Excerpted data Block Start
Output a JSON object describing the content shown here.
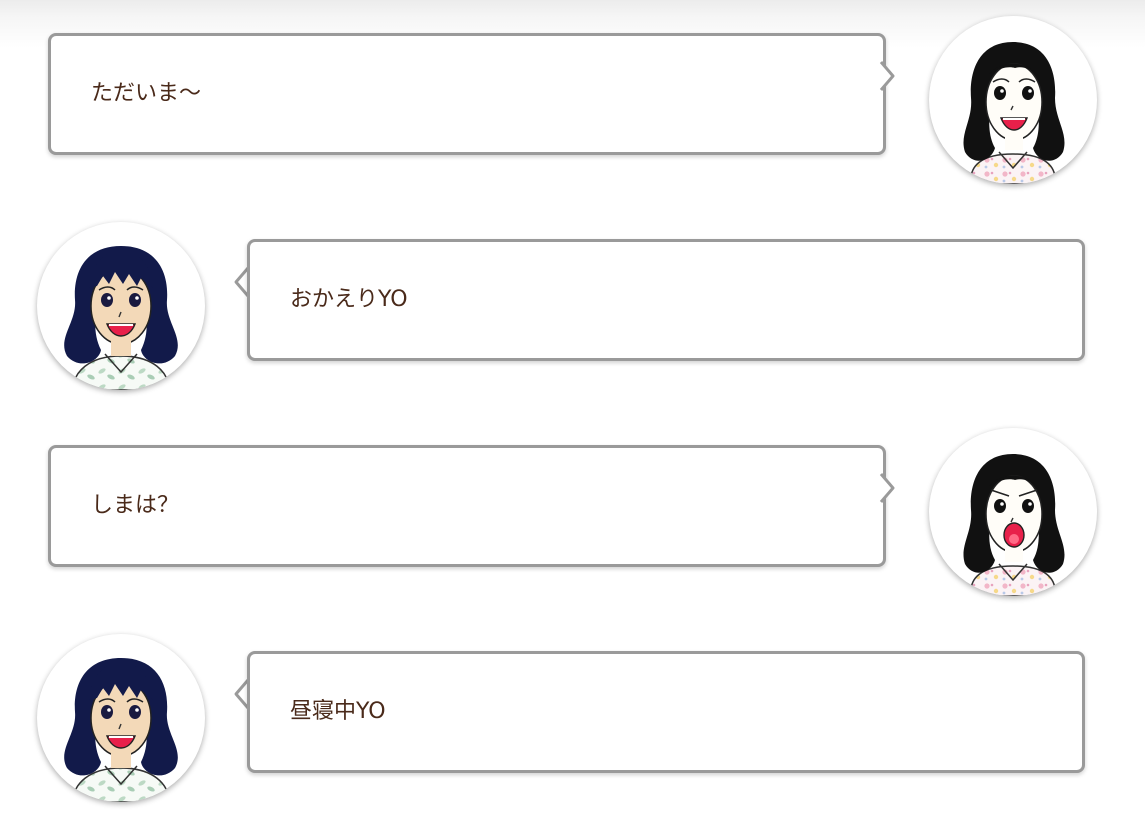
{
  "conversation": {
    "messages": [
      {
        "side": "right",
        "character": "long-black-hair-woman",
        "text": "ただいま〜"
      },
      {
        "side": "left",
        "character": "navy-bob-hair-woman",
        "text": "おかえりYO"
      },
      {
        "side": "right",
        "character": "long-black-hair-woman",
        "text": "しまは？"
      },
      {
        "side": "left",
        "character": "navy-bob-hair-woman",
        "text": "昼寝中YO"
      }
    ]
  },
  "colors": {
    "bubble_border": "#9a9a9a",
    "text": "#4a2a1a",
    "navy_hair": "#121a4a",
    "black_hair": "#111111",
    "mouth": "#e8204a"
  }
}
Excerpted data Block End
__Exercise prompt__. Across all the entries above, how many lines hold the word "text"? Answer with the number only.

__Solution to this task__. 5